[Start of section]

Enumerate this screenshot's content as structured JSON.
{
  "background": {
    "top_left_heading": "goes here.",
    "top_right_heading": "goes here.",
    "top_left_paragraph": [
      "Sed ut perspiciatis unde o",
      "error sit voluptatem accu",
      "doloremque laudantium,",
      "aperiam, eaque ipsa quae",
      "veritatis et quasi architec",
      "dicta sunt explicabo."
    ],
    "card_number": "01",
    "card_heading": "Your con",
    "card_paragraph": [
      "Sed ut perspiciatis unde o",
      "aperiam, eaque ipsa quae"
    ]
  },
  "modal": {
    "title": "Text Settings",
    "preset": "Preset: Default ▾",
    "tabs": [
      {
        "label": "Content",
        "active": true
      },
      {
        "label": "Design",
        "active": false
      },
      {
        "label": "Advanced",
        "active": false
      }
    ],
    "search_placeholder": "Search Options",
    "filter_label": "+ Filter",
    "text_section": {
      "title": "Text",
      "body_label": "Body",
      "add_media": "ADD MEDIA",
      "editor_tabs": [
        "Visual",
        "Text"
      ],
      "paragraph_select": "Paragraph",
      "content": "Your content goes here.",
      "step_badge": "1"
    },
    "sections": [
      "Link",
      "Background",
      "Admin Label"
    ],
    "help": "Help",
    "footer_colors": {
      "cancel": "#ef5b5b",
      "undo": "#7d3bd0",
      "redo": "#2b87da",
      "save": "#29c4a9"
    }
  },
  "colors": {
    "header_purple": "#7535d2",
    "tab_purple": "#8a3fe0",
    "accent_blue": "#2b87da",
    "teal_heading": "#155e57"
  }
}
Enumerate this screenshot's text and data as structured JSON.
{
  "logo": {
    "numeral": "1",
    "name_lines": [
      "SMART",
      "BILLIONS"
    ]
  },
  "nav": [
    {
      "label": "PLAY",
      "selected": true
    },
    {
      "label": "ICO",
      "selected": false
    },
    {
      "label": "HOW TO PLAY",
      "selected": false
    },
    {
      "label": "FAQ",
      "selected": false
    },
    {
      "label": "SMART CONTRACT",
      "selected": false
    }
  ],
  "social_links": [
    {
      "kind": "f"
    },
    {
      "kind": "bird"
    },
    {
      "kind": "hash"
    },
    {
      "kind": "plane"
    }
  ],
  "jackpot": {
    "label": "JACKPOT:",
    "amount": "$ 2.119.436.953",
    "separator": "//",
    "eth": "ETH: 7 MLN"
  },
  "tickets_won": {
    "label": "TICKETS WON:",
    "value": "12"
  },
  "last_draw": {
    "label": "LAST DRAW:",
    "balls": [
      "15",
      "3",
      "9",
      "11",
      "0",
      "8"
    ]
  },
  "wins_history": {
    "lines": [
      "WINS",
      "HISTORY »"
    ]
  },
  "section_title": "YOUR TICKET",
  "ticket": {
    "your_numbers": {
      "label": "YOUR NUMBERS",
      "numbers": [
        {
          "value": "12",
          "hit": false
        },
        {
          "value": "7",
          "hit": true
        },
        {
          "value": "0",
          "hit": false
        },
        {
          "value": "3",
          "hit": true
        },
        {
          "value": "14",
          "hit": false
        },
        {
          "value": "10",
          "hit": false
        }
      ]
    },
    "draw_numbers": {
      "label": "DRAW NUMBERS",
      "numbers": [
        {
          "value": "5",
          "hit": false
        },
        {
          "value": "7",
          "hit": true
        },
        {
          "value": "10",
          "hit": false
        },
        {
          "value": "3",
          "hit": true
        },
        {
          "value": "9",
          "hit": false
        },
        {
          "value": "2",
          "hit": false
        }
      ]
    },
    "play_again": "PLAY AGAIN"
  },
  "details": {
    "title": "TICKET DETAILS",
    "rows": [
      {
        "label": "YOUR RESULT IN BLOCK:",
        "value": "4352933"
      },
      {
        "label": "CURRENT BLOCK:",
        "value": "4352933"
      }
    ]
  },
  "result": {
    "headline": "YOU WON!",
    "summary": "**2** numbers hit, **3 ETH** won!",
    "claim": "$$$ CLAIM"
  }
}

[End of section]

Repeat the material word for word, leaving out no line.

▸ **Solution to this exercise**:
Enumerate this screenshot's content as structured JSON.
{
  "background": {
    "top_left_heading": "goes here.",
    "top_right_heading": "goes here.",
    "top_left_paragraph": [
      "Sed ut perspiciatis unde o",
      "error sit voluptatem accu",
      "doloremque laudantium,",
      "aperiam, eaque ipsa quae",
      "veritatis et quasi architec",
      "dicta sunt explicabo."
    ],
    "card_number": "01",
    "card_heading": "Your con",
    "card_paragraph": [
      "Sed ut perspiciatis unde o",
      "aperiam, eaque ipsa quae"
    ]
  },
  "modal": {
    "title": "Text Settings",
    "preset": "Preset: Default ▾",
    "tabs": [
      {
        "label": "Content",
        "active": true
      },
      {
        "label": "Design",
        "active": false
      },
      {
        "label": "Advanced",
        "active": false
      }
    ],
    "search_placeholder": "Search Options",
    "filter_label": "+ Filter",
    "text_section": {
      "title": "Text",
      "body_label": "Body",
      "add_media": "ADD MEDIA",
      "editor_tabs": [
        "Visual",
        "Text"
      ],
      "paragraph_select": "Paragraph",
      "content": "Your content goes here.",
      "step_badge": "1"
    },
    "sections": [
      "Link",
      "Background",
      "Admin Label"
    ],
    "help": "Help",
    "footer_colors": {
      "cancel": "#ef5b5b",
      "undo": "#7d3bd0",
      "redo": "#2b87da",
      "save": "#29c4a9"
    }
  },
  "colors": {
    "header_purple": "#7535d2",
    "tab_purple": "#8a3fe0",
    "accent_blue": "#2b87da",
    "teal_heading": "#155e57"
  }
}
Enumerate this screenshot's text and data as structured JSON.
{
  "logo": {
    "numeral": "1",
    "name_lines": [
      "SMART",
      "BILLIONS"
    ]
  },
  "nav": [
    {
      "label": "PLAY",
      "selected": true
    },
    {
      "label": "ICO",
      "selected": false
    },
    {
      "label": "HOW TO PLAY",
      "selected": false
    },
    {
      "label": "FAQ",
      "selected": false
    },
    {
      "label": "SMART CONTRACT",
      "selected": false
    }
  ],
  "social_links": [
    {
      "kind": "f"
    },
    {
      "kind": "bird"
    },
    {
      "kind": "hash"
    },
    {
      "kind": "plane"
    }
  ],
  "jackpot": {
    "label": "JACKPOT:",
    "amount": "$ 2.119.436.953",
    "separator": "//",
    "eth": "ETH: 7 MLN"
  },
  "tickets_won": {
    "label": "TICKETS WON:",
    "value": "12"
  },
  "last_draw": {
    "label": "LAST DRAW:",
    "balls": [
      "15",
      "3",
      "9",
      "11",
      "0",
      "8"
    ]
  },
  "wins_history": {
    "lines": [
      "WINS",
      "HISTORY »"
    ]
  },
  "section_title": "YOUR TICKET",
  "ticket": {
    "your_numbers": {
      "label": "YOUR NUMBERS",
      "numbers": [
        {
          "value": "12",
          "hit": false
        },
        {
          "value": "7",
          "hit": true
        },
        {
          "value": "0",
          "hit": false
        },
        {
          "value": "3",
          "hit": true
        },
        {
          "value": "14",
          "hit": false
        },
        {
          "value": "10",
          "hit": false
        }
      ]
    },
    "draw_numbers": {
      "label": "DRAW NUMBERS",
      "numbers": [
        {
          "value": "5",
          "hit": false
        },
        {
          "value": "7",
          "hit": true
        },
        {
          "value": "10",
          "hit": false
        },
        {
          "value": "3",
          "hit": true
        },
        {
          "value": "9",
          "hit": false
        },
        {
          "value": "2",
          "hit": false
        }
      ]
    },
    "play_again": "PLAY AGAIN"
  },
  "details": {
    "title": "TICKET DETAILS",
    "rows": [
      {
        "label": "YOUR RESULT IN BLOCK:",
        "value": "4352933"
      },
      {
        "label": "CURRENT BLOCK:",
        "value": "4352933"
      }
    ]
  },
  "result": {
    "headline": "YOU WON!",
    "summary": "**2** numbers hit, **3 ETH** won!",
    "claim": "$$$ CLAIM"
  }
}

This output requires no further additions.